- [PROBLEM]:
Find and copy the lines in the records beneath this task that contain the word "editor".

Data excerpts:

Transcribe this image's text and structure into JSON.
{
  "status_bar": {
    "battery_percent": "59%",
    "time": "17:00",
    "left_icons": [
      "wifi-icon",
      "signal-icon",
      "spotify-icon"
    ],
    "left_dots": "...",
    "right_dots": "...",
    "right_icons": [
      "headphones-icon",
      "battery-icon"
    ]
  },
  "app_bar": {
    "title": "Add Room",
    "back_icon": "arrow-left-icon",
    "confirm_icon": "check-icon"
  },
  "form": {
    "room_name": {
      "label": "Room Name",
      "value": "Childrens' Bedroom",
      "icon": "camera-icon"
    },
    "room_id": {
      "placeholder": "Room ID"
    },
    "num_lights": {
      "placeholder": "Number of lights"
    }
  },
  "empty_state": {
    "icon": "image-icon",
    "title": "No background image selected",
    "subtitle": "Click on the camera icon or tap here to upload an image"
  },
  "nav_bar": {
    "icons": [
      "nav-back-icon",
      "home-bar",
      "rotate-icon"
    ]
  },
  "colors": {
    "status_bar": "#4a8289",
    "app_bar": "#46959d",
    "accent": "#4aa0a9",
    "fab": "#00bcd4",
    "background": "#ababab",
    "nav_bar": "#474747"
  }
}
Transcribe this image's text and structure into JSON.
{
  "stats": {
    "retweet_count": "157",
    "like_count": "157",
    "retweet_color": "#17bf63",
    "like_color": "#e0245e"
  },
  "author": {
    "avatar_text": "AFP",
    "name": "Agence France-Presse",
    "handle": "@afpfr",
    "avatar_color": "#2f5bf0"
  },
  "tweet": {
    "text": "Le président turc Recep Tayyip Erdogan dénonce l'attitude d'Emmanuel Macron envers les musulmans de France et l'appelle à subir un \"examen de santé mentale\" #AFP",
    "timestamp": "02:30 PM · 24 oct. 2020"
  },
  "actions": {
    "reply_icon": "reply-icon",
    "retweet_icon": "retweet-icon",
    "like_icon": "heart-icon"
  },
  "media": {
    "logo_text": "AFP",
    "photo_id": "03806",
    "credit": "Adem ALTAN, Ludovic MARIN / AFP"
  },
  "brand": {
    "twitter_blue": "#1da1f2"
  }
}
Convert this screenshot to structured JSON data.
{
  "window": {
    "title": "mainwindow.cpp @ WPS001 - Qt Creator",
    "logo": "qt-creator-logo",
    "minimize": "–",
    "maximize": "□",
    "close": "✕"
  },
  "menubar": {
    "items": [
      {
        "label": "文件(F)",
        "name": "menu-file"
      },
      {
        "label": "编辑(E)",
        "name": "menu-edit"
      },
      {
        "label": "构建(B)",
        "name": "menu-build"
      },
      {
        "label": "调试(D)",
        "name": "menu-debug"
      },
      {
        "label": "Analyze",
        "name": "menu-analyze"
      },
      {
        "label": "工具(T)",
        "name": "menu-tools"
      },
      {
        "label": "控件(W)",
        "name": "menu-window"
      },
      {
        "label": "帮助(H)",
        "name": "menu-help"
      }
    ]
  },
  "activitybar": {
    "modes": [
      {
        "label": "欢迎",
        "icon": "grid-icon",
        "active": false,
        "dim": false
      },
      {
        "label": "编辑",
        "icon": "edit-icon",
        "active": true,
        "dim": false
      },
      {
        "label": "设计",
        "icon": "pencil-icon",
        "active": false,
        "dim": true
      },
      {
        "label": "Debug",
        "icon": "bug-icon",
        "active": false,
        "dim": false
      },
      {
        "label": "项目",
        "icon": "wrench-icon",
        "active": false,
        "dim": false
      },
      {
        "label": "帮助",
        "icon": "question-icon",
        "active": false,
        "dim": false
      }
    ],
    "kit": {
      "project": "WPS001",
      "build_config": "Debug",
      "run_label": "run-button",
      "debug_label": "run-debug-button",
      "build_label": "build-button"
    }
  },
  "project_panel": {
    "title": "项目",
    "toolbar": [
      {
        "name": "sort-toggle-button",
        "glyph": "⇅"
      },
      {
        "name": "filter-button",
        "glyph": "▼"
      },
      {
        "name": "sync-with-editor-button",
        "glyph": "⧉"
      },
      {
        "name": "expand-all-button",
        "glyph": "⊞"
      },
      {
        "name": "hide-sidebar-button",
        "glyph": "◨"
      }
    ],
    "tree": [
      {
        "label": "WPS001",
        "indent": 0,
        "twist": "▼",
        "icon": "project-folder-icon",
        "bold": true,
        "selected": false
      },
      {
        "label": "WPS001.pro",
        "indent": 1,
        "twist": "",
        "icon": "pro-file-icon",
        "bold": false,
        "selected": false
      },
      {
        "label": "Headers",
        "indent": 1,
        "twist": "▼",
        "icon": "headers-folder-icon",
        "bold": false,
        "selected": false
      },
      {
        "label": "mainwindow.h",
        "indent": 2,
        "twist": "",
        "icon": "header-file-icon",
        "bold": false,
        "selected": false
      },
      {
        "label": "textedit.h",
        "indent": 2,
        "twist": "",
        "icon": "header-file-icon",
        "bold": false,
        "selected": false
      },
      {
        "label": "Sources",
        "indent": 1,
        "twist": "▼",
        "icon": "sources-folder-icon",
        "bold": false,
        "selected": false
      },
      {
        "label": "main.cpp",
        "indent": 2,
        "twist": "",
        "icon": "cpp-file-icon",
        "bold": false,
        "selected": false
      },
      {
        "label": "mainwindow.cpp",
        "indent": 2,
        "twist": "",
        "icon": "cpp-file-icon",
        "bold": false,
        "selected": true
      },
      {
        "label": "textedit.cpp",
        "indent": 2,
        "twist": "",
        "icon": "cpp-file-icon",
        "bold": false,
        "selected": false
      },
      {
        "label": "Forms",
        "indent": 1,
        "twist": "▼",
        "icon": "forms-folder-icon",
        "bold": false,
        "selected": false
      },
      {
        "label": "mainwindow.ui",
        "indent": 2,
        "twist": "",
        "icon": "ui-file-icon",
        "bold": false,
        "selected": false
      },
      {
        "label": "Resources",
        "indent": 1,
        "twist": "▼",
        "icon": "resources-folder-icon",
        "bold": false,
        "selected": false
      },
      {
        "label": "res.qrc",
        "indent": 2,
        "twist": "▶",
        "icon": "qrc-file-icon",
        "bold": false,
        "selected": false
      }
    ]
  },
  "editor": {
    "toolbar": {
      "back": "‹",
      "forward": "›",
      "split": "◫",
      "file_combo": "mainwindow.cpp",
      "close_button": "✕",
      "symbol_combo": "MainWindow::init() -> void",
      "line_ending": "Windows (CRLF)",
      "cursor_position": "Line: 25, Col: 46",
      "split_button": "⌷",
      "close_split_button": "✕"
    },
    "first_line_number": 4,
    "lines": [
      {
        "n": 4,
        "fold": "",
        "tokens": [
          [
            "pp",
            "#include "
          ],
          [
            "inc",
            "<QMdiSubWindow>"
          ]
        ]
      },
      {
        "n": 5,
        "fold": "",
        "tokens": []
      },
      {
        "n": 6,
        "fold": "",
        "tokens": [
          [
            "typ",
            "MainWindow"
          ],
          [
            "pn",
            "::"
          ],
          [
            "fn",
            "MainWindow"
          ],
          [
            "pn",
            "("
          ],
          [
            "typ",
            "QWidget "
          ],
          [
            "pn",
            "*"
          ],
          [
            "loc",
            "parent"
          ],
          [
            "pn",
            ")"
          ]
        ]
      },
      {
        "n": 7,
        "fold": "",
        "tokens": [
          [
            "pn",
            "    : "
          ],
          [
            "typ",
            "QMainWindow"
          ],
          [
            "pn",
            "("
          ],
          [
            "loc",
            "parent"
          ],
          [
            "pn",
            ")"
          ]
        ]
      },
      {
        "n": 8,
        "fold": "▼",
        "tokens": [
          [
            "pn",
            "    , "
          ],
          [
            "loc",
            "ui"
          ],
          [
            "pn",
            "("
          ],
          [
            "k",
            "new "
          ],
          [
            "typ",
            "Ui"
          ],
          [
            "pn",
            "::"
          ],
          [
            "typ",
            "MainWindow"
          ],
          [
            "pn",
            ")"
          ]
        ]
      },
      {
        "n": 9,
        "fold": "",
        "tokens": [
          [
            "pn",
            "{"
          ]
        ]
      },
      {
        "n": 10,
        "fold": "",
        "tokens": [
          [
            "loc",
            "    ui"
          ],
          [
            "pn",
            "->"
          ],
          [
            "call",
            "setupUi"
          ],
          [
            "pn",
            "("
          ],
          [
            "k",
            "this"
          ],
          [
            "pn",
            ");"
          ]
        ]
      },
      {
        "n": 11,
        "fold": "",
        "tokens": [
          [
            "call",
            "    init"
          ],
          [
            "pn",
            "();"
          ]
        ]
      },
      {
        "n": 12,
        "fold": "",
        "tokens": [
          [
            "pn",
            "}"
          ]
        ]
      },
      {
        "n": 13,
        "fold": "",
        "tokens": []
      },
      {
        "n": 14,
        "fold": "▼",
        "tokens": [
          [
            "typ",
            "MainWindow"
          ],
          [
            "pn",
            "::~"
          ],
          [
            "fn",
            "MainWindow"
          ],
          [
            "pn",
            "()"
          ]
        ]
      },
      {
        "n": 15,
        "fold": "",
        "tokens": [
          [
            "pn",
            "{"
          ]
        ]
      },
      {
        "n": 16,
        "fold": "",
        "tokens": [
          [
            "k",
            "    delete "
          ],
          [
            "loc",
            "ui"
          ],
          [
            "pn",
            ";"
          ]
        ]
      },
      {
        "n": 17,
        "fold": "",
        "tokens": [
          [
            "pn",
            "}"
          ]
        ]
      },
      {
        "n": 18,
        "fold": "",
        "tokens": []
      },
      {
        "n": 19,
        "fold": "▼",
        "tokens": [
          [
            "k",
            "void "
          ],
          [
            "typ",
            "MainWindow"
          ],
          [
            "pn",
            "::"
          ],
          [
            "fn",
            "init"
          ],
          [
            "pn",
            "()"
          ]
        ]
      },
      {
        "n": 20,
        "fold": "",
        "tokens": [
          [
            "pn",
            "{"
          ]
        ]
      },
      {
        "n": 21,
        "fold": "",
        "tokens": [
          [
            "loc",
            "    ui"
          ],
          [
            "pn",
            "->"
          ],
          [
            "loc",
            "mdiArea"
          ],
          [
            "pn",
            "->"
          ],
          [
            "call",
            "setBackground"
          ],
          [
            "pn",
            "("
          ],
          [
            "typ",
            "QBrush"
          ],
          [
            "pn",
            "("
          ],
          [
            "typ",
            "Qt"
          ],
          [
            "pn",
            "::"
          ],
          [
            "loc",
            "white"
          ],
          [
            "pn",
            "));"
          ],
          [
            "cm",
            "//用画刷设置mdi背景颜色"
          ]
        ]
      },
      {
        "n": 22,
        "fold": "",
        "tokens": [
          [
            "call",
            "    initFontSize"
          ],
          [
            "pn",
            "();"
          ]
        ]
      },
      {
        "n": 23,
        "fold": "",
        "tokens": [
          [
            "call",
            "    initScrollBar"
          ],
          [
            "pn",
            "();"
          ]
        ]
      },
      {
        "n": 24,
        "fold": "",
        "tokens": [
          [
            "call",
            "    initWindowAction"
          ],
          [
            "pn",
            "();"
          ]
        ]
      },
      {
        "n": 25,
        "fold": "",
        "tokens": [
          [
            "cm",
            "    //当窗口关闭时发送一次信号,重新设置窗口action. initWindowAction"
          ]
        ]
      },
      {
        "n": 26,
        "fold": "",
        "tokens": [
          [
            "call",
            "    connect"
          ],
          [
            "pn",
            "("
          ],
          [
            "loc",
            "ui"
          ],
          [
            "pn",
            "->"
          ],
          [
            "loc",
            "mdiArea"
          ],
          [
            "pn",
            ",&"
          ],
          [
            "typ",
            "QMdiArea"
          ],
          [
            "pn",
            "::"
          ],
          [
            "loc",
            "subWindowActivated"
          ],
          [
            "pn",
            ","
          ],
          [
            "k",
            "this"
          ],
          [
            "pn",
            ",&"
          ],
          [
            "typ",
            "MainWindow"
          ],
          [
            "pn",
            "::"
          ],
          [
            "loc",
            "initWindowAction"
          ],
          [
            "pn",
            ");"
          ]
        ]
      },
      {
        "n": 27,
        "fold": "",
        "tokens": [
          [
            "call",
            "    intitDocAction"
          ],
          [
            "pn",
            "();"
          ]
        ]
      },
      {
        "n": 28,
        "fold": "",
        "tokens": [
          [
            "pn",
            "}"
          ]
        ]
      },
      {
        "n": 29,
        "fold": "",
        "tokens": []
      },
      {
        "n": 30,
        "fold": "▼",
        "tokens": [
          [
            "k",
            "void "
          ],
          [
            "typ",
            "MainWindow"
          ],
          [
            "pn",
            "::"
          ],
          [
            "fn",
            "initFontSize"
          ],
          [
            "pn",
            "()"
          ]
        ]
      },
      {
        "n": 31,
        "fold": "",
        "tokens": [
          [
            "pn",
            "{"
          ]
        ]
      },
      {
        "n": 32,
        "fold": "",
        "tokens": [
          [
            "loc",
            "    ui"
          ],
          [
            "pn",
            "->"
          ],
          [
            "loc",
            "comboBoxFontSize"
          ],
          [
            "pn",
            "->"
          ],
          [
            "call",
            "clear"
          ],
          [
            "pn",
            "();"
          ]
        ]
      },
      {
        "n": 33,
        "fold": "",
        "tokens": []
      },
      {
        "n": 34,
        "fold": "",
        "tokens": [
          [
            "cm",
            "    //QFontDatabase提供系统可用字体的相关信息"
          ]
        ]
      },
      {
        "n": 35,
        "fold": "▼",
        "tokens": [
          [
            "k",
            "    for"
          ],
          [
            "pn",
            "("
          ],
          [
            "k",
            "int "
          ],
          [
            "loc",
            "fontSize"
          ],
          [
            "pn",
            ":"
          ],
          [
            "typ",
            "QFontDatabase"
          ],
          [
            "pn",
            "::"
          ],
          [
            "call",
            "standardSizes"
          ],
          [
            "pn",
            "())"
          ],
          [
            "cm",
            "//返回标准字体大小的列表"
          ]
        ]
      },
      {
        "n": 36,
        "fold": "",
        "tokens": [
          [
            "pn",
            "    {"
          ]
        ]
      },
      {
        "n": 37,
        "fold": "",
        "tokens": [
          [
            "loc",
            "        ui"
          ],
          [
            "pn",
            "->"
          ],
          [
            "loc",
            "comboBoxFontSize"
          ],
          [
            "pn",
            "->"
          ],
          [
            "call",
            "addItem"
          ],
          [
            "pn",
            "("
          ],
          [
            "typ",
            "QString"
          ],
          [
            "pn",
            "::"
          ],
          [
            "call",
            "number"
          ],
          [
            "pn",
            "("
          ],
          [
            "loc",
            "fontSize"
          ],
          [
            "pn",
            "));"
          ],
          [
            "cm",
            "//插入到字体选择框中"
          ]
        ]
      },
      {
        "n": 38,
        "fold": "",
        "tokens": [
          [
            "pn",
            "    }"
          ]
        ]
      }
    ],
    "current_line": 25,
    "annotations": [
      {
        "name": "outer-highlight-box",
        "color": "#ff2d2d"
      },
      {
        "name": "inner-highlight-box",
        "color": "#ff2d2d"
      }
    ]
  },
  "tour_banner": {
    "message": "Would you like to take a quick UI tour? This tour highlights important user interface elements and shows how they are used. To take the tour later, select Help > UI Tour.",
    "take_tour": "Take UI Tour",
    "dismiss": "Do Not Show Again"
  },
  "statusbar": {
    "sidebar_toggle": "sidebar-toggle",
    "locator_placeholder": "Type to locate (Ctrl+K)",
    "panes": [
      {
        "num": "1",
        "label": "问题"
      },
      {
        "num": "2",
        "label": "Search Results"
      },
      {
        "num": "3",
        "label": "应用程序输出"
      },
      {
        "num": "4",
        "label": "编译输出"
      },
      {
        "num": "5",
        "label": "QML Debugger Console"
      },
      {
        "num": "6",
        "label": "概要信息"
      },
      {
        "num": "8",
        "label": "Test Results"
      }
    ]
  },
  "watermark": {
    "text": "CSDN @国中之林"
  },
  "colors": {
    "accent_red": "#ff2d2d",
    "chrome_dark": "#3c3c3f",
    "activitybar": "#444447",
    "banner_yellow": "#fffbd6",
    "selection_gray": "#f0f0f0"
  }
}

- [ANSWER AREA]:
        "name": "sync-with-editor-button",
  "editor": {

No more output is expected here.